            mysql_config['unix_socket'] = '/cloudsql/{}'.format( CONNECTION_NAME )
            mysql_conn = pymysql.connect(**mysql_config)
 
    # Remember to close SQL resources declared while running this function.
    # Keep any declared in global scope (e.g. mysql_conn) for later reuse.
    with __get_cursor() as cursor:
        cursor.execute( "select * from {} where UID=\"{}\"".format( TABLE_NAME, uid ) )
        sql_query_result = cursor.fetchone()
         
    # debugging
    print( ">>> SQL Query Result: ", sql_query_result )
     
    # if UID is not in database, do not allow access
    if sql_query_result == None:
        access = "NO"
    else:
        access = "YES"
         
    ### Report whether or not user has proper permissions ###
    # Build the cloudiot service object.
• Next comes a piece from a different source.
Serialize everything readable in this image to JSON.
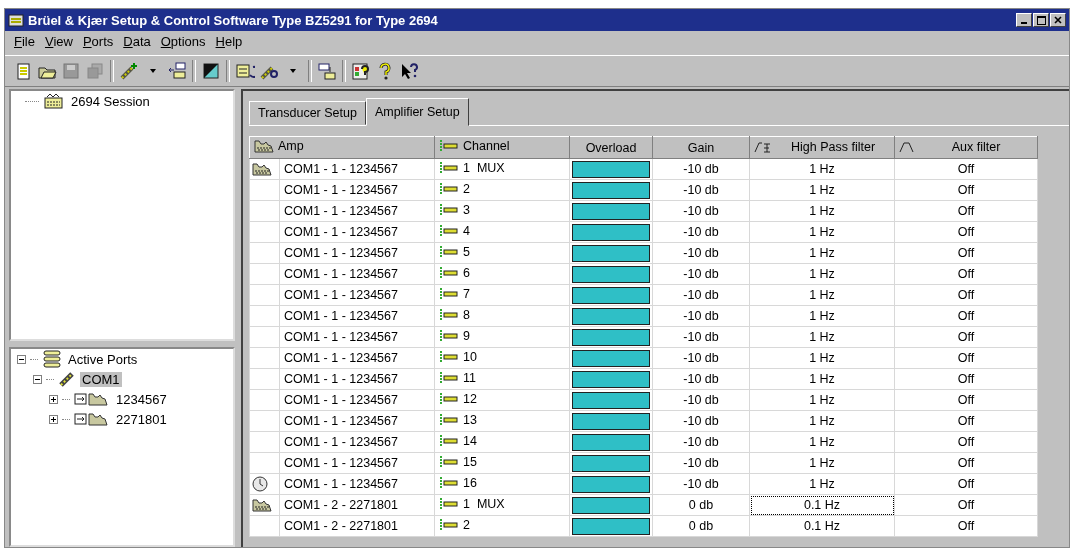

Better way to do this?
    credentials = compute_engine.Credentials()
    cloudiot = googleapiclient.discovery.build( 'cloudiot', 'v1', credentials=credentials )
     
    # create the 'name' of the device for the Cloud IoT API
    project_id = event['attributes']['projectId']
    reg_location = event['attributes']['deviceRegistryLocation']
    registry_id = event['attributes']['deviceRegistryId']
    device_id = event['attributes']['deviceId']
    name = "projects/{}/locations/{}/registries/{}/devices/{}".format( project_id, reg_location, registry_id, device_id )
            
    # create the 'payload' for the sendCommandToDevice method based on SQL query
    payload = { "binaryData": base64.b64encode( access.encode( 'utf-8' ) ).decode( 'utf-8' ) }
         
    # debugging
    print( ">>> Cmd Payload:", payload )
     
    # send a command to the specified device
    try:
        response = cloudiot.projects().locations().registries().devices().sendCommandToDevice( name=name, body=payload ).execute()
    except googleapiclient.errors.HttpError:
        response = "Device not subscribed."
    except:
        response = "Something went terribly wrong..."
     
    # debugging
    print( ">>> sendCommandToDevice Response:", response )

Listing 4: requirements.txt

# Function dependencies, for example:
# package>=version
google.auth
google-api-python-client
pymysql
  1. In Atmel Studio, import the project and open the file IoT_Sensor_Node_config.h so you can modify the cloud configuration section to match your Google Cloud project (Figure 14). Do not use the ‘Re-Configure Atmel Start Project’ option because it will undo many of the changes that were made to the original demo project.


Figure 14: Updating the project code to match your cloud configuration

Note that several of the elements utilized in Google Cloud are still in beta at the time of writing (e.g. using Python 3.7 to write a cloud function) and therefore may change without notice in backward-incompatible ways.